Human β cell transcriptome analysis uncovers lncRNAs that are tissue-specific, dynamically regulated, and abnormally expressed in type 2 diabetes.
Morán I., Akerman I., van de Bunt M., Xie R., Benazra M., Nammo T., Arnes L., Nakić N., García-Hurtado J., Rodríguez-Seguí S., Pasquali L., Sauty-Colace C., Beucher A., Scharfmann R., van Arensbergen J., Johnson PR., Berry A., Lee C., Harkins T., Gmyr V., Pattou F., Kerr-Conte J., Piemonti L., Berney T., Hanley N., Gloyn AL., Sussel L., Langman L., Brayman KL., Sander M., McCarthy MI., Ravassard P., Ferrer J.

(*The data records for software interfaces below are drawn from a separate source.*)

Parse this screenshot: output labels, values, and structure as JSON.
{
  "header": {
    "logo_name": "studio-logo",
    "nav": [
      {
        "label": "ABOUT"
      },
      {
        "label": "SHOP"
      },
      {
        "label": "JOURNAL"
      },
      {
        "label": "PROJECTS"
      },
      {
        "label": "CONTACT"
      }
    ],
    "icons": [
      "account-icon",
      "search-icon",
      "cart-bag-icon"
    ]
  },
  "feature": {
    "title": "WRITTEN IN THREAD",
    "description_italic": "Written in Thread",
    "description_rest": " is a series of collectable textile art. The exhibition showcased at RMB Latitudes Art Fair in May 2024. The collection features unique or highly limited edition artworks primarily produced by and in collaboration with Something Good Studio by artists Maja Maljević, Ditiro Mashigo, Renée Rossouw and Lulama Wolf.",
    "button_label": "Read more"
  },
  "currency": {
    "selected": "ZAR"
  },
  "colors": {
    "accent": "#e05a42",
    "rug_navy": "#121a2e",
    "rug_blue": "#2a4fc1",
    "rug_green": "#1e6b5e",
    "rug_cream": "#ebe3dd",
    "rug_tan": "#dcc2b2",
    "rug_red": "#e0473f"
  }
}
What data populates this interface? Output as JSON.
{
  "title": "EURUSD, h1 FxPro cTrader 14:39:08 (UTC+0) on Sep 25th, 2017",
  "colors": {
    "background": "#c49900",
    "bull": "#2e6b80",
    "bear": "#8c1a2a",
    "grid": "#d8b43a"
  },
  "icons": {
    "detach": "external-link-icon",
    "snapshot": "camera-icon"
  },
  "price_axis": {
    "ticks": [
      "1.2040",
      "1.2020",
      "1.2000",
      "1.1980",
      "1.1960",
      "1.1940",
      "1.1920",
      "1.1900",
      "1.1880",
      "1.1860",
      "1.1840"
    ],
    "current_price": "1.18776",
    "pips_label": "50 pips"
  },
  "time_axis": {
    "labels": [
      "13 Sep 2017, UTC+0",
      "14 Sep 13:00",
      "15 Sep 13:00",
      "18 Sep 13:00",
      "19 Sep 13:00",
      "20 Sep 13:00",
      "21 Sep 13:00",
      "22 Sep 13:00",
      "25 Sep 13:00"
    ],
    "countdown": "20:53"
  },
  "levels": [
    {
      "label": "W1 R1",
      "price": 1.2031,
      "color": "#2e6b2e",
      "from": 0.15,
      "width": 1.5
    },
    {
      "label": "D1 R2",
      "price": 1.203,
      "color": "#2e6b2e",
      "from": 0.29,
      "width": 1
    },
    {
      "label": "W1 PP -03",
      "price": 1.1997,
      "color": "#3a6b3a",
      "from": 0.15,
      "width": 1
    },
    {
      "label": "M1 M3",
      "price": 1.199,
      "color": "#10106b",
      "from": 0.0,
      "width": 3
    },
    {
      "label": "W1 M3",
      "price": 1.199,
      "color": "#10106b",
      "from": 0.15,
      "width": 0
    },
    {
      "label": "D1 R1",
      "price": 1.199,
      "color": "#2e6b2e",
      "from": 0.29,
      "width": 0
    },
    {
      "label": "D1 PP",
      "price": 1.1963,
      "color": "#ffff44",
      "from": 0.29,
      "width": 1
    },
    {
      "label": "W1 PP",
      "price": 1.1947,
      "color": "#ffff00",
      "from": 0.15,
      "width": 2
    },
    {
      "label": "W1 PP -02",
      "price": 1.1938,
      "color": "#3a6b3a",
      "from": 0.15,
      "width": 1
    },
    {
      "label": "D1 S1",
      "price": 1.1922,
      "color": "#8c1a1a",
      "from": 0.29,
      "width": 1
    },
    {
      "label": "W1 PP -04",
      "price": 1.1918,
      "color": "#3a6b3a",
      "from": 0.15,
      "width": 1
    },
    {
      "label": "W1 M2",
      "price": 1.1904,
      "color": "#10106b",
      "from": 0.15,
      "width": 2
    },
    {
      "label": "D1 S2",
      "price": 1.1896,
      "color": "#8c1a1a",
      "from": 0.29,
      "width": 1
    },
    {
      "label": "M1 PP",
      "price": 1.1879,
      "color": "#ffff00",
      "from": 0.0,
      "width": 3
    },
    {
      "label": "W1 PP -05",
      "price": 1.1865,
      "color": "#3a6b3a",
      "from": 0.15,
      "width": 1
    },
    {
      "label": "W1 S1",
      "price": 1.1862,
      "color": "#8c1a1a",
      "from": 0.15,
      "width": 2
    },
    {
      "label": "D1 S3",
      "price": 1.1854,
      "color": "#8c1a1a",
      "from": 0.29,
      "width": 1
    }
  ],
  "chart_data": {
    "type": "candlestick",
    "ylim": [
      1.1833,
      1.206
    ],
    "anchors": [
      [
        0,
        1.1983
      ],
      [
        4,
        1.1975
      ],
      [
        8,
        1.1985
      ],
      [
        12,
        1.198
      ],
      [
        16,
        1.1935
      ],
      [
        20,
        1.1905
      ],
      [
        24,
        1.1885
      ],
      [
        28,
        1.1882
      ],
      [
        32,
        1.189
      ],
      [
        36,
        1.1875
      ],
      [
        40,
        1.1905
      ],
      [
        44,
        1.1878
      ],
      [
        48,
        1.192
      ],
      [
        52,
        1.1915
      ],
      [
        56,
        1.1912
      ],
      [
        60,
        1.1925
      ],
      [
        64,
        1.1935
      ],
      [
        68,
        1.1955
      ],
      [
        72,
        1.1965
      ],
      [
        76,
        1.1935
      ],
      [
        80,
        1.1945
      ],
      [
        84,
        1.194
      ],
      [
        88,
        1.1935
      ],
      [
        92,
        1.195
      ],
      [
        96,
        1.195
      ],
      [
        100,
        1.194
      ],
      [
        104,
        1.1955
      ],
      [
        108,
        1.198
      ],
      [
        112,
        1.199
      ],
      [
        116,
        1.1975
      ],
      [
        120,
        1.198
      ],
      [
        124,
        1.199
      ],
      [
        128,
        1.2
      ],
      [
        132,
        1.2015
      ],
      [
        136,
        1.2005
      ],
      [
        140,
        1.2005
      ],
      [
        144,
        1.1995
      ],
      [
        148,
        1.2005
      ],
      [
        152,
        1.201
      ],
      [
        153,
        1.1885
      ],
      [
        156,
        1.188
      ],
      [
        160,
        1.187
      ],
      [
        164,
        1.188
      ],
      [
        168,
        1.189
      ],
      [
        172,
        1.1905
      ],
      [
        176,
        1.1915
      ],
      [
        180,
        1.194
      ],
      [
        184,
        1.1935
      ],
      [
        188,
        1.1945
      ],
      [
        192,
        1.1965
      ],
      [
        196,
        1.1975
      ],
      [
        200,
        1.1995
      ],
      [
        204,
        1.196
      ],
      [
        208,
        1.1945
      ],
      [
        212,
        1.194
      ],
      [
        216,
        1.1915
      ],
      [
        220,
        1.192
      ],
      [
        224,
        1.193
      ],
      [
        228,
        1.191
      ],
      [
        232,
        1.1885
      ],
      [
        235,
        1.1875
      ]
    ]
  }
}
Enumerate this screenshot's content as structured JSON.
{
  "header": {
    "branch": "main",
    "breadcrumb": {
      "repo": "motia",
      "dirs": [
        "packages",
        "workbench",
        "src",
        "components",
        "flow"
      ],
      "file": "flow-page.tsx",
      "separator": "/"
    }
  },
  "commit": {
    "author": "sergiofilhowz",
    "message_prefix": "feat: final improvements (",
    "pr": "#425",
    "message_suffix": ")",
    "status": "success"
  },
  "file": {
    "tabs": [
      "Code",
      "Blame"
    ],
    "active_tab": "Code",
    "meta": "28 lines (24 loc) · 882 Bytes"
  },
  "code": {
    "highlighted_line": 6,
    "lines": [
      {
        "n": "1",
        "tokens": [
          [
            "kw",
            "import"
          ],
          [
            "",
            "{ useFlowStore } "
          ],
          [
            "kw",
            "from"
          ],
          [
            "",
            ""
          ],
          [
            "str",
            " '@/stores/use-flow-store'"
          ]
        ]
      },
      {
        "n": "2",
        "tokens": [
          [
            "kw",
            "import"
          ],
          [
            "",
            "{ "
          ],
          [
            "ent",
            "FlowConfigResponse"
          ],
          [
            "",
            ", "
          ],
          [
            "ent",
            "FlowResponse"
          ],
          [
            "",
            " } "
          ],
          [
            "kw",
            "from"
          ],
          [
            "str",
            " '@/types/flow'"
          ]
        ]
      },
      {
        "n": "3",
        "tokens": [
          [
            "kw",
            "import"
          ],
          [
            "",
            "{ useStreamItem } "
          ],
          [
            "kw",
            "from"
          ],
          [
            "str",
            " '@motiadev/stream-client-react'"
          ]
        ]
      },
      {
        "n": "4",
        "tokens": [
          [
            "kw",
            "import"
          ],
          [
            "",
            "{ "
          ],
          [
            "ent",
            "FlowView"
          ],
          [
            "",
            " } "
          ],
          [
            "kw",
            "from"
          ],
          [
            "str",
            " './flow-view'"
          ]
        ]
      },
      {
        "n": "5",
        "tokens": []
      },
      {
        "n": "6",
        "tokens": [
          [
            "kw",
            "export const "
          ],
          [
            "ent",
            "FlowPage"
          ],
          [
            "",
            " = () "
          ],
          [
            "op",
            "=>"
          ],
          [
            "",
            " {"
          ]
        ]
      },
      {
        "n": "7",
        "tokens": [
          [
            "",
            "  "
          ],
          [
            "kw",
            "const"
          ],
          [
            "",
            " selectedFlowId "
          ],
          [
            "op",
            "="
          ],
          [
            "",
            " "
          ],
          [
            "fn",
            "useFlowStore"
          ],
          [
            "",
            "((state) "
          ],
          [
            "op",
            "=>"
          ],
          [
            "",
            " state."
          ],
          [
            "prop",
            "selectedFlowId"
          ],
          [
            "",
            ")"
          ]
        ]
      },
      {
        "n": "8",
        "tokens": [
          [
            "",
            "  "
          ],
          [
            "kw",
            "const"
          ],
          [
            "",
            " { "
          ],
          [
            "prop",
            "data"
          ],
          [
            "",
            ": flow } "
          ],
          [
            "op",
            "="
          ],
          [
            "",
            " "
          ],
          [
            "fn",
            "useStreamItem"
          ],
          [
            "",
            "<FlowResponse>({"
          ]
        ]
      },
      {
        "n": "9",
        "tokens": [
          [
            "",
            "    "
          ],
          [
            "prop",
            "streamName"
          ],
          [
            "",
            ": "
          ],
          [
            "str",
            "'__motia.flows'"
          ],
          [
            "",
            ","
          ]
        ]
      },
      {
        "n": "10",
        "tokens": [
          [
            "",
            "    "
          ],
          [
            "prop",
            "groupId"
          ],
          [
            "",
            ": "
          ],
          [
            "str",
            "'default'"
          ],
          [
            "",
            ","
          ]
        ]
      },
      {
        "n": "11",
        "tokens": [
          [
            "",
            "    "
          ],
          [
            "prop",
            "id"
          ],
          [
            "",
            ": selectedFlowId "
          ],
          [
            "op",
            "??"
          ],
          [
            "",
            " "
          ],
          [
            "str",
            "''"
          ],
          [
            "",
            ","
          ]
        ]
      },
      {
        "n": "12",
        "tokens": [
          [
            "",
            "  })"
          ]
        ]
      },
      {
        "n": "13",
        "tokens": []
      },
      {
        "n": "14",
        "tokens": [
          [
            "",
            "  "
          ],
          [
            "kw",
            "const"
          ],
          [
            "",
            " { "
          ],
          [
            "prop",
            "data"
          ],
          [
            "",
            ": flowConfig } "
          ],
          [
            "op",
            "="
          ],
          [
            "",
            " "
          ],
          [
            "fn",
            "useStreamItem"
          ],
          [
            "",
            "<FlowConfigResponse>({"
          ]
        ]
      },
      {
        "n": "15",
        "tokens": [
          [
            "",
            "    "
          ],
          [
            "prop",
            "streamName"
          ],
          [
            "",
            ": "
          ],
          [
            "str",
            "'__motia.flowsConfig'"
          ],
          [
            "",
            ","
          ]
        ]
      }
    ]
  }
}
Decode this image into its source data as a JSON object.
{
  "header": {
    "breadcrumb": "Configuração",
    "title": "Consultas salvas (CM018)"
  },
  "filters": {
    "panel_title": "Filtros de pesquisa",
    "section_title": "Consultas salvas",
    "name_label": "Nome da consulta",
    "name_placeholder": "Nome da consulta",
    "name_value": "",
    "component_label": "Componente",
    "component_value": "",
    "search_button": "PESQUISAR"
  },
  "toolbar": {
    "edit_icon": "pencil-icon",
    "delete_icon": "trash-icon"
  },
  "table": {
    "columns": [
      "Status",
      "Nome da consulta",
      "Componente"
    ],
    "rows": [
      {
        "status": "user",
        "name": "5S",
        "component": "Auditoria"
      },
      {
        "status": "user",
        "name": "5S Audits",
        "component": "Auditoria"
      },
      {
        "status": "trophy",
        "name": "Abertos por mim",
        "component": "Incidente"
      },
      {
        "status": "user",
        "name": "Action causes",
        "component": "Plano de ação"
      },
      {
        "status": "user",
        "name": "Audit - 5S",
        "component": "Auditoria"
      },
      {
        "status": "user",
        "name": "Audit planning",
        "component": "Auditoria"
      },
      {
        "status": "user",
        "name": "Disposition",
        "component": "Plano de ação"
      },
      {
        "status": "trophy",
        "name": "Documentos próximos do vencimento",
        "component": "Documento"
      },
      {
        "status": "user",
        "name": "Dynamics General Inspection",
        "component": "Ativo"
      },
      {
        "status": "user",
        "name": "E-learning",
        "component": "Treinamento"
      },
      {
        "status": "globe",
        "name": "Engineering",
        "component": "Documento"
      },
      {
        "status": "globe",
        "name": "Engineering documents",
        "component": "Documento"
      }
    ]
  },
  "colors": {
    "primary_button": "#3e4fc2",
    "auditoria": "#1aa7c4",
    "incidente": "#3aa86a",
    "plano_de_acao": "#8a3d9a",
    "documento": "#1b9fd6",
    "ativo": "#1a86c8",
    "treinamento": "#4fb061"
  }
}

A significant portion of the genome is transcribed as long noncoding RNAs (lncRNAs), several of which are known to control gene expression. The repertoire and regulation of lncRNAs in disease-relevant tissues, however, has not been systematically explored. We report a comprehensive strand-specific transcriptome map of human pancreatic islets and β cells, and uncover >1100 intergenic and antisense islet-cell lncRNA genes. We find islet lncRNAs that are dynamically regulated and show that they are an integral component of the β cell differentiation and maturation program. We sequenced the mouse islet transcriptome and identify lncRNA orthologs that are regulated like their human counterparts. Depletion of HI-LNC25, a β cell-specific lncRNA, downregulated GLIS3 mRNA, thus exemplifying a gene regulatory function of islet lncRNAs. Finally, selected islet lncRNAs were dysregulated in type 2 diabetes or mapped to genetic loci underlying diabetes susceptibility. These findings reveal a new class of islet-cell genes relevant to β cell programming and diabetes pathophysiology.